Shamanism - A Heart Path
A new sense of the sacred has appeared in the Western world, one that incorporates spiritual realization, personal growth psychology, and being of service all in one orientation. This spiritual reawakening is generating a real change in attitudes as we move into and rediscover our own spirituality, and it is generally believed that this resurgence of interest in the spiritual, proceeding from the personal to the global, has the power to shift the directions of world history.
I have written about this phenomenon in Visionseeker, exploring some of the ways in which the modern mystical movement is shifting the beliefs, values, and trends of Western society. From my perspective as a social scientist, it is quite obvious to me that the so-called New Age is not a fad, but rather heralds the emergence of a true Transformational Community--one in which the old mystery schools of the past are being recreated in response to need.
Contemporary spiritual seekers can now attend workshops and seminars at places like the Esalen Institute in California, the Omega Institute near New York, and the New Millennium Institute in Hawaii, all locales where Jill and I now lead experiential retreats. Our schedule (frequently updated on our website) reveals that we teach at many other places as well, and I am pleased to say that our workshops this year have been heavily attended, with the Visionseeker retreats often selling out months before the actual event.
Our event descriptions, listed under Workshops & Presentations, show that the crux of our work utilizes the time-tested ways of the shaman to reconnect people with their inner sources of wisdom and power.
The ease with which these ways can be learned and practiced by non-tribal Westerners for healing and problem-solving reveals why the rediscovery of shamanism has become a major thrust of the current spiritual reawakening in the West. Shamanism is a path with heart, and includes a methodology that leads us into the direct, transformative experience of the sacred that defines the mystic.
"Going to the temple, you take the path; entering the temple, you leave the path.
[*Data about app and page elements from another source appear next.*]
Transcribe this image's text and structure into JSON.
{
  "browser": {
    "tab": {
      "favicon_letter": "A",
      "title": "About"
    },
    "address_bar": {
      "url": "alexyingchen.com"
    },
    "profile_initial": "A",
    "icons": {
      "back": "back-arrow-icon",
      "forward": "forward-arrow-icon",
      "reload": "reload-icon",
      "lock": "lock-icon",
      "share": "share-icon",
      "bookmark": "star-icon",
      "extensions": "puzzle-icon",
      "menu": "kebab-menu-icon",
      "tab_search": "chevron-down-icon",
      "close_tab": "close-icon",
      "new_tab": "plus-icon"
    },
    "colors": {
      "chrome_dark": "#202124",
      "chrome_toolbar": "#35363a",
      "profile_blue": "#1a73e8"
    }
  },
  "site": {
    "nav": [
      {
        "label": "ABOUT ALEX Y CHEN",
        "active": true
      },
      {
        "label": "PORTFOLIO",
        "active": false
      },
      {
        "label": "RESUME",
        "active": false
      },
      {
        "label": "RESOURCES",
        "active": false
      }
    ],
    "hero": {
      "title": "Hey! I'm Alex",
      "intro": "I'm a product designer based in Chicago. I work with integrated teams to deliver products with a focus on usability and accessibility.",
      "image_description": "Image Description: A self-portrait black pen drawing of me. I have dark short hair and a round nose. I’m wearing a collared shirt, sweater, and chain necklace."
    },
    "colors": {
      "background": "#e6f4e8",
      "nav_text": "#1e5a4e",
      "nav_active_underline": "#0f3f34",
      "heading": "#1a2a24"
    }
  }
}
What does this mean?" Without a pause, the Roshi's response came: "Joan, the path is the temple."
The paths that each of us take as we negotiate through life are the vehicles through which we awaken. In this sense, the singular contribution that the authentic spiritual teacher has to offer is to help us step onto our path. And once that is accomplished, their job is essentially done.
A person who is in thirst needs water, not the faucet. And the water is everywhere, in everything...
Jill joins me in sending you our very warmest aloha...